* _TASK STATEMENT_:
Write out the whole listing exactly as it stands.

--- EXERCISE DATA Enclosed Below ---

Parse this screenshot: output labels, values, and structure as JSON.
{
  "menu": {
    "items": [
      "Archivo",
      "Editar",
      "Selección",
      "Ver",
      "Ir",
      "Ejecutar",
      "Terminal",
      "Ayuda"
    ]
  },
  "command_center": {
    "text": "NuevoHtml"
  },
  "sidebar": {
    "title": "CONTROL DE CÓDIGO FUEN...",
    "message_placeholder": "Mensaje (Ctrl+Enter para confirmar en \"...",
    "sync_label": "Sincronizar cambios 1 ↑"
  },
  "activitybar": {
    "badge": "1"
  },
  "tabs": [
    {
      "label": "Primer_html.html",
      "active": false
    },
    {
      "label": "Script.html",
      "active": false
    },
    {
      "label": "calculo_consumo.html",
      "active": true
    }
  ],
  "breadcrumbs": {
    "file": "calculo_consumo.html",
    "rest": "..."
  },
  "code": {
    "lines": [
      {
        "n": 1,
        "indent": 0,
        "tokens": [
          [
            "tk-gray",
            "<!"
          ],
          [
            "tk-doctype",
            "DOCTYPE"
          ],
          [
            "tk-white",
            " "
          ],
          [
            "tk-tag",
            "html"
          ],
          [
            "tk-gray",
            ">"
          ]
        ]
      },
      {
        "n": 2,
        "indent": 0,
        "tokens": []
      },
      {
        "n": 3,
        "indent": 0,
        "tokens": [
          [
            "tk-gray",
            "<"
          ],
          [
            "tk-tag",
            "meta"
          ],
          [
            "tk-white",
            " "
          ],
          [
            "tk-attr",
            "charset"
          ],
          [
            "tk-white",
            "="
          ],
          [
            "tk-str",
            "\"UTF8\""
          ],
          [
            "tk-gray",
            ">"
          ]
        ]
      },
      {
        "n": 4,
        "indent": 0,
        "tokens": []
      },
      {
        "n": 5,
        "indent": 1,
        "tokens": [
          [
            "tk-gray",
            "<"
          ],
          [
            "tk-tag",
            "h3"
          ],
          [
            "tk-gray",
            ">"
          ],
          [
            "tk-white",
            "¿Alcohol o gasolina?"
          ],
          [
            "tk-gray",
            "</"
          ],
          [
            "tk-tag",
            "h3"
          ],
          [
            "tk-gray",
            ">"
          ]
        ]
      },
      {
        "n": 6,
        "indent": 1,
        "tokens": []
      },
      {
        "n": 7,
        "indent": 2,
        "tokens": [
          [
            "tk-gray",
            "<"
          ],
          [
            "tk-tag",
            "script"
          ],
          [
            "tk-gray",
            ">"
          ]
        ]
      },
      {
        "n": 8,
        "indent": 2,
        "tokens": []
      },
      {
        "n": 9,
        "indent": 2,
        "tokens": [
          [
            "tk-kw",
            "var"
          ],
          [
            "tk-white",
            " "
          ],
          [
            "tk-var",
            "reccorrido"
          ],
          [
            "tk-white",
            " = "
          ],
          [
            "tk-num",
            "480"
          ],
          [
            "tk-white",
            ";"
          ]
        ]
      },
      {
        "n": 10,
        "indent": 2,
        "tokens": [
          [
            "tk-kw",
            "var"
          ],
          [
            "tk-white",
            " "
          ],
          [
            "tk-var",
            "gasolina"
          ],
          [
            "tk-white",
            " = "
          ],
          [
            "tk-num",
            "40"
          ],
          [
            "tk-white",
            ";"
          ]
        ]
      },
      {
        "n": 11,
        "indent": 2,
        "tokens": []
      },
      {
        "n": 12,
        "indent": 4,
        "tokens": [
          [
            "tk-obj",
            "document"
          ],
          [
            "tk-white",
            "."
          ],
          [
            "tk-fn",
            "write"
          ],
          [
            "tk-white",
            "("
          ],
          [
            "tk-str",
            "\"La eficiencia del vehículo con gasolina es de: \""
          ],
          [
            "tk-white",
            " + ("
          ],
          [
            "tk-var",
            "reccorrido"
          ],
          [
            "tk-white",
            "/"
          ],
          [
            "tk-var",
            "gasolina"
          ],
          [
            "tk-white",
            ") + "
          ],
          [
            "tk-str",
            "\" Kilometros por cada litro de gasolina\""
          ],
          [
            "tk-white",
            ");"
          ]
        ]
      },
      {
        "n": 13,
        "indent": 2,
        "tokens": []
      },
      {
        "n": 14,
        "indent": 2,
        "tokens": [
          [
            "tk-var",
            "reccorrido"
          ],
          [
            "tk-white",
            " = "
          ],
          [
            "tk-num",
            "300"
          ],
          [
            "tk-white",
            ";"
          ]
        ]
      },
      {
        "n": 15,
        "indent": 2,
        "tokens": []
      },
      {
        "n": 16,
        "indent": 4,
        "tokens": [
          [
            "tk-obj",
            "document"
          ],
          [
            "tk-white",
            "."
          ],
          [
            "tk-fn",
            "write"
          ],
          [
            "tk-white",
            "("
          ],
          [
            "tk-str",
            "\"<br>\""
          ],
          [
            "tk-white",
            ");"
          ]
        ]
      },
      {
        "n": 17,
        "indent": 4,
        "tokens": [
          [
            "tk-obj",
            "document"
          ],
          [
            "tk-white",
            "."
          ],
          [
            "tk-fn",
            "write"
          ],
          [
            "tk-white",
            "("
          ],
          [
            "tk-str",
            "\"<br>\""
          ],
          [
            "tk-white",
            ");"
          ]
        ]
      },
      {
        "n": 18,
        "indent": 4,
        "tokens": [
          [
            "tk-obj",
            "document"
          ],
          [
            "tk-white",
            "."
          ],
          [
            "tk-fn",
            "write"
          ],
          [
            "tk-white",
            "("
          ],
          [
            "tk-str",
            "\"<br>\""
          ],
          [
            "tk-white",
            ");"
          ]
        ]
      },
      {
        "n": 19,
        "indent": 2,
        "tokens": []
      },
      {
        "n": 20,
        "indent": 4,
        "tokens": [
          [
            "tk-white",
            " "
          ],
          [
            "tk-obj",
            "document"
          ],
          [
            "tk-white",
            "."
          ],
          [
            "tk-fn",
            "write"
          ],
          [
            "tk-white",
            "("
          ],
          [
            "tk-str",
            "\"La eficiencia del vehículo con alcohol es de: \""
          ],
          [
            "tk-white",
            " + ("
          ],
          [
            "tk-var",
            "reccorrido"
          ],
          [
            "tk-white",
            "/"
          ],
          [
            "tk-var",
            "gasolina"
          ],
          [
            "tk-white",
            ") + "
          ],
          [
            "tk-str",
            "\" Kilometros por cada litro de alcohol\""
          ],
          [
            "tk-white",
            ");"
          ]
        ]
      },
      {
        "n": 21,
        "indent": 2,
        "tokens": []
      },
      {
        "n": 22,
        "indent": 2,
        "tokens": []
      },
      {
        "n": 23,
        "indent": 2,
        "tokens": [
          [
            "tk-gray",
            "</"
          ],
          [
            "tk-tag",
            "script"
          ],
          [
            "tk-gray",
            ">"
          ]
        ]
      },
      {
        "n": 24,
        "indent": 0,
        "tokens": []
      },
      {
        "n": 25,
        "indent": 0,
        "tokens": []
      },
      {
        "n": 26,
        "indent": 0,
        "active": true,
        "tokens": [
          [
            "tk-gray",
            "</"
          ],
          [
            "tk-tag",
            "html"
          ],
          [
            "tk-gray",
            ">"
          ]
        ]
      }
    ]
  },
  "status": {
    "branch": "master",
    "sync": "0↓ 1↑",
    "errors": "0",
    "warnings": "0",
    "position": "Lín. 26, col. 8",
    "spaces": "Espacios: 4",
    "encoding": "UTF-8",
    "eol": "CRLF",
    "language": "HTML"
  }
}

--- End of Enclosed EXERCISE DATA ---

* _ANSWER TO THIS EXERCISE_:
Parse this screenshot: output labels, values, and structure as JSON.
{
  "menu": {
    "items": [
      "Archivo",
      "Editar",
      "Selección",
      "Ver",
      "Ir",
      "Ejecutar",
      "Terminal",
      "Ayuda"
    ]
  },
  "command_center": {
    "text": "NuevoHtml"
  },
  "sidebar": {
    "title": "CONTROL DE CÓDIGO FUEN...",
    "message_placeholder": "Mensaje (Ctrl+Enter para confirmar en \"...",
    "sync_label": "Sincronizar cambios 1 ↑"
  },
  "activitybar": {
    "badge": "1"
  },
  "tabs": [
    {
      "label": "Primer_html.html",
      "active": false
    },
    {
      "label": "Script.html",
      "active": false
    },
    {
      "label": "calculo_consumo.html",
      "active": true
    }
  ],
  "breadcrumbs": {
    "file": "calculo_consumo.html",
    "rest": "..."
  },
  "code": {
    "lines": [
      {
        "n": 1,
        "indent": 0,
        "tokens": [
          [
            "tk-gray",
            "<!"
          ],
          [
            "tk-doctype",
            "DOCTYPE"
          ],
          [
            "tk-white",
            " "
          ],
          [
            "tk-tag",
            "html"
          ],
          [
            "tk-gray",
            ">"
          ]
        ]
      },
      {
        "n": 2,
        "indent": 0,
        "tokens": []
      },
      {
        "n": 3,
        "indent": 0,
        "tokens": [
          [
            "tk-gray",
            "<"
          ],
          [
            "tk-tag",
            "meta"
          ],
          [
            "tk-white",
            " "
          ],
          [
            "tk-attr",
            "charset"
          ],
          [
            "tk-white",
            "="
          ],
          [
            "tk-str",
            "\"UTF8\""
          ],
          [
            "tk-gray",
            ">"
          ]
        ]
      },
      {
        "n": 4,
        "indent": 0,
        "tokens": []
      },
      {
        "n": 5,
        "indent": 1,
        "tokens": [
          [
            "tk-gray",
            "<"
          ],
          [
            "tk-tag",
            "h3"
          ],
          [
            "tk-gray",
            ">"
          ],
          [
            "tk-white",
            "¿Alcohol o gasolina?"
          ],
          [
            "tk-gray",
            "</"
          ],
          [
            "tk-tag",
            "h3"
          ],
          [
            "tk-gray",
            ">"
          ]
        ]
      },
      {
        "n": 6,
        "indent": 1,
        "tokens": []
      },
      {
        "n": 7,
        "indent": 2,
        "tokens": [
          [
            "tk-gray",
            "<"
          ],
          [
            "tk-tag",
            "script"
          ],
          [
            "tk-gray",
            ">"
          ]
        ]
      },
      {
        "n": 8,
        "indent": 2,
        "tokens": []
      },
      {
        "n": 9,
        "indent": 2,
        "tokens": [
          [
            "tk-kw",
            "var"
          ],
          [
            "tk-white",
            " "
          ],
          [
            "tk-var",
            "reccorrido"
          ],
          [
            "tk-white",
            " = "
          ],
          [
            "tk-num",
            "480"
          ],
          [
            "tk-white",
            ";"
          ]
        ]
      },
      {
        "n": 10,
        "indent": 2,
        "tokens": [
          [
            "tk-kw",
            "var"
          ],
          [
            "tk-white",
            " "
          ],
          [
            "tk-var",
            "gasolina"
          ],
          [
            "tk-white",
            " = "
          ],
          [
            "tk-num",
            "40"
          ],
          [
            "tk-white",
            ";"
          ]
        ]
      },
      {
        "n": 11,
        "indent": 2,
        "tokens": []
      },
      {
        "n": 12,
        "indent": 4,
        "tokens": [
          [
            "tk-obj",
            "document"
          ],
          [
            "tk-white",
            "."
          ],
          [
            "tk-fn",
            "write"
          ],
          [
            "tk-white",
            "("
          ],
          [
            "tk-str",
            "\"La eficiencia del vehículo con gasolina es de: \""
          ],
          [
            "tk-white",
            " + ("
          ],
          [
            "tk-var",
            "reccorrido"
          ],
          [
            "tk-white",
            "/"
          ],
          [
            "tk-var",
            "gasolina"
          ],
          [
            "tk-white",
            ") + "
          ],
          [
            "tk-str",
            "\" Kilometros por cada litro de gasolina\""
          ],
          [
            "tk-white",
            ");"
          ]
        ]
      },
      {
        "n": 13,
        "indent": 2,
        "tokens": []
      },
      {
        "n": 14,
        "indent": 2,
        "tokens": [
          [
            "tk-var",
            "reccorrido"
          ],
          [
            "tk-white",
            " = "
          ],
          [
            "tk-num",
            "300"
          ],
          [
            "tk-white",
            ";"
          ]
        ]
      },
      {
        "n": 15,
        "indent": 2,
        "tokens": []
      },
      {
        "n": 16,
        "indent": 4,
        "tokens": [
          [
            "tk-obj",
            "document"
          ],
          [
            "tk-white",
            "."
          ],
          [
            "tk-fn",
            "write"
          ],
          [
            "tk-white",
            "("
          ],
          [
            "tk-str",
            "\"<br>\""
          ],
          [
            "tk-white",
            ");"
          ]
        ]
      },
      {
        "n": 17,
        "indent": 4,
        "tokens": [
          [
            "tk-obj",
            "document"
          ],
          [
            "tk-white",
            "."
          ],
          [
            "tk-fn",
            "write"
          ],
          [
            "tk-white",
            "("
          ],
          [
            "tk-str",
            "\"<br>\""
          ],
          [
            "tk-white",
            ");"
          ]
        ]
      },
      {
        "n": 18,
        "indent": 4,
        "tokens": [
          [
            "tk-obj",
            "document"
          ],
          [
            "tk-white",
            "."
          ],
          [
            "tk-fn",
            "write"
          ],
          [
            "tk-white",
            "("
          ],
          [
            "tk-str",
            "\"<br>\""
          ],
          [
            "tk-white",
            ");"
          ]
        ]
      },
      {
        "n": 19,
        "indent": 2,
        "tokens": []
      },
      {
        "n": 20,
        "indent": 4,
        "tokens": [
          [
            "tk-white",
            " "
          ],
          [
            "tk-obj",
            "document"
          ],
          [
            "tk-white",
            "."
          ],
          [
            "tk-fn",
            "write"
          ],
          [
            "tk-white",
            "("
          ],
          [
            "tk-str",
            "\"La eficiencia del vehículo con alcohol es de: \""
          ],
          [
            "tk-white",
            " + ("
          ],
          [
            "tk-var",
            "reccorrido"
          ],
          [
            "tk-white",
            "/"
          ],
          [
            "tk-var",
            "gasolina"
          ],
          [
            "tk-white",
            ") + "
          ],
          [
            "tk-str",
            "\" Kilometros por cada litro de alcohol\""
          ],
          [
            "tk-white",
            ");"
          ]
        ]
      },
      {
        "n": 21,
        "indent": 2,
        "tokens": []
      },
      {
        "n": 22,
        "indent": 2,
        "tokens": []
      },
      {
        "n": 23,
        "indent": 2,
        "tokens": [
          [
            "tk-gray",
            "</"
          ],
          [
            "tk-tag",
            "script"
          ],
          [
            "tk-gray",
            ">"
          ]
        ]
      },
      {
        "n": 24,
        "indent": 0,
        "tokens": []
      },
      {
        "n": 25,
        "indent": 0,
        "tokens": []
      },
      {
        "n": 26,
        "indent": 0,
        "active": true,
        "tokens": [
          [
            "tk-gray",
            "</"
          ],
          [
            "tk-tag",
            "html"
          ],
          [
            "tk-gray",
            ">"
          ]
        ]
      }
    ]
  },
  "status": {
    "branch": "master",
    "sync": "0↓ 1↑",
    "errors": "0",
    "warnings": "0",
    "position": "Lín. 26, col. 8",
    "spaces": "Espacios: 4",
    "encoding": "UTF-8",
    "eol": "CRLF",
    "language": "HTML"
  }
}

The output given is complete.